───── The records ─────

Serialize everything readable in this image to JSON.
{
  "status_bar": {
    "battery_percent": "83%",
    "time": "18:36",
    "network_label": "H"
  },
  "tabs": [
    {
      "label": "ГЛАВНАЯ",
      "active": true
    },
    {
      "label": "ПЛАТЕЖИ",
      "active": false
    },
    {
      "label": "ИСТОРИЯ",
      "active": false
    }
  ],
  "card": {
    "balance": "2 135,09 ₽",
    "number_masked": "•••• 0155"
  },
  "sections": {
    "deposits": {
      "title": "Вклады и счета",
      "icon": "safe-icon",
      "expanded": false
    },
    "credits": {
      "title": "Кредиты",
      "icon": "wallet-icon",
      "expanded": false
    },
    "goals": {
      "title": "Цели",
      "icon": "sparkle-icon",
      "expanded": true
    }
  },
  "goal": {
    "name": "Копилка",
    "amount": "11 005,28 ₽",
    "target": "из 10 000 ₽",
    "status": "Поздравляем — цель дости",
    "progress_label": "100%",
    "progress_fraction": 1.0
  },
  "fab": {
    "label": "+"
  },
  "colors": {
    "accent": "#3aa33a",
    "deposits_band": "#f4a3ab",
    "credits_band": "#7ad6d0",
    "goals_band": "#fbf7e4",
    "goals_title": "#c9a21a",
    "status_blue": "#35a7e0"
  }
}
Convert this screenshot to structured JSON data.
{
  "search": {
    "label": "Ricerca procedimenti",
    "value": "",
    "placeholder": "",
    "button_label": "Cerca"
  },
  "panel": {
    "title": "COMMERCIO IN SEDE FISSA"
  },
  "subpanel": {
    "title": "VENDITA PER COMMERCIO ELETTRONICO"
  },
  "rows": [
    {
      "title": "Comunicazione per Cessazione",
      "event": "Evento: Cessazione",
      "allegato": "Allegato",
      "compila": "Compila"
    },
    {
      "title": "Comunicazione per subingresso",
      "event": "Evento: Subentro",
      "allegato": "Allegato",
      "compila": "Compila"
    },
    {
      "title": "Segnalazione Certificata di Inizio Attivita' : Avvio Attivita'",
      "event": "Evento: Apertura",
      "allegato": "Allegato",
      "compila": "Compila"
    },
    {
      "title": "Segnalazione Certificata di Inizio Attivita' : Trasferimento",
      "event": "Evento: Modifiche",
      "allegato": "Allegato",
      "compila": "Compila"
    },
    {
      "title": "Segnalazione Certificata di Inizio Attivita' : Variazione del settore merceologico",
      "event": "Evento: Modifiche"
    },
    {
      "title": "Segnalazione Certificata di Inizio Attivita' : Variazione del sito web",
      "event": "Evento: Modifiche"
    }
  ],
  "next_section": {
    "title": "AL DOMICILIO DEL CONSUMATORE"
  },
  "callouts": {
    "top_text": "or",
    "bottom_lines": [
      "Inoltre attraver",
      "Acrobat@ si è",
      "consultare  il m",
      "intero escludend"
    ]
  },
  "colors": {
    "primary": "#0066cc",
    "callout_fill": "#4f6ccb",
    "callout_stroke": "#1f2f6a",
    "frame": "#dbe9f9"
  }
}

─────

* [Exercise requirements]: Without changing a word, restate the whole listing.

* [Expected answer]:
Serialize everything readable in this image to JSON.
{
  "status_bar": {
    "battery_percent": "83%",
    "time": "18:36",
    "network_label": "H"
  },
  "tabs": [
    {
      "label": "ГЛАВНАЯ",
      "active": true
    },
    {
      "label": "ПЛАТЕЖИ",
      "active": false
    },
    {
      "label": "ИСТОРИЯ",
      "active": false
    }
  ],
  "card": {
    "balance": "2 135,09 ₽",
    "number_masked": "•••• 0155"
  },
  "sections": {
    "deposits": {
      "title": "Вклады и счета",
      "icon": "safe-icon",
      "expanded": false
    },
    "credits": {
      "title": "Кредиты",
      "icon": "wallet-icon",
      "expanded": false
    },
    "goals": {
      "title": "Цели",
      "icon": "sparkle-icon",
      "expanded": true
    }
  },
  "goal": {
    "name": "Копилка",
    "amount": "11 005,28 ₽",
    "target": "из 10 000 ₽",
    "status": "Поздравляем — цель дости",
    "progress_label": "100%",
    "progress_fraction": 1.0
  },
  "fab": {
    "label": "+"
  },
  "colors": {
    "accent": "#3aa33a",
    "deposits_band": "#f4a3ab",
    "credits_band": "#7ad6d0",
    "goals_band": "#fbf7e4",
    "goals_title": "#c9a21a",
    "status_blue": "#35a7e0"
  }
}
Convert this screenshot to structured JSON data.
{
  "search": {
    "label": "Ricerca procedimenti",
    "value": "",
    "placeholder": "",
    "button_label": "Cerca"
  },
  "panel": {
    "title": "COMMERCIO IN SEDE FISSA"
  },
  "subpanel": {
    "title": "VENDITA PER COMMERCIO ELETTRONICO"
  },
  "rows": [
    {
      "title": "Comunicazione per Cessazione",
      "event": "Evento: Cessazione",
      "allegato": "Allegato",
      "compila": "Compila"
    },
    {
      "title": "Comunicazione per subingresso",
      "event": "Evento: Subentro",
      "allegato": "Allegato",
      "compila": "Compila"
    },
    {
      "title": "Segnalazione Certificata di Inizio Attivita' : Avvio Attivita'",
      "event": "Evento: Apertura",
      "allegato": "Allegato",
      "compila": "Compila"
    },
    {
      "title": "Segnalazione Certificata di Inizio Attivita' : Trasferimento",
      "event": "Evento: Modifiche",
      "allegato": "Allegato",
      "compila": "Compila"
    },
    {
      "title": "Segnalazione Certificata di Inizio Attivita' : Variazione del settore merceologico",
      "event": "Evento: Modifiche"
    },
    {
      "title": "Segnalazione Certificata di Inizio Attivita' : Variazione del sito web",
      "event": "Evento: Modifiche"
    }
  ],
  "next_section": {
    "title": "AL DOMICILIO DEL CONSUMATORE"
  },
  "callouts": {
    "top_text": "or",
    "bottom_lines": [
      "Inoltre attraver",
      "Acrobat@ si è",
      "consultare  il m",
      "intero escludend"
    ]
  },
  "colors": {
    "primary": "#0066cc",
    "callout_fill": "#4f6ccb",
    "callout_stroke": "#1f2f6a",
    "frame": "#dbe9f9"
  }
}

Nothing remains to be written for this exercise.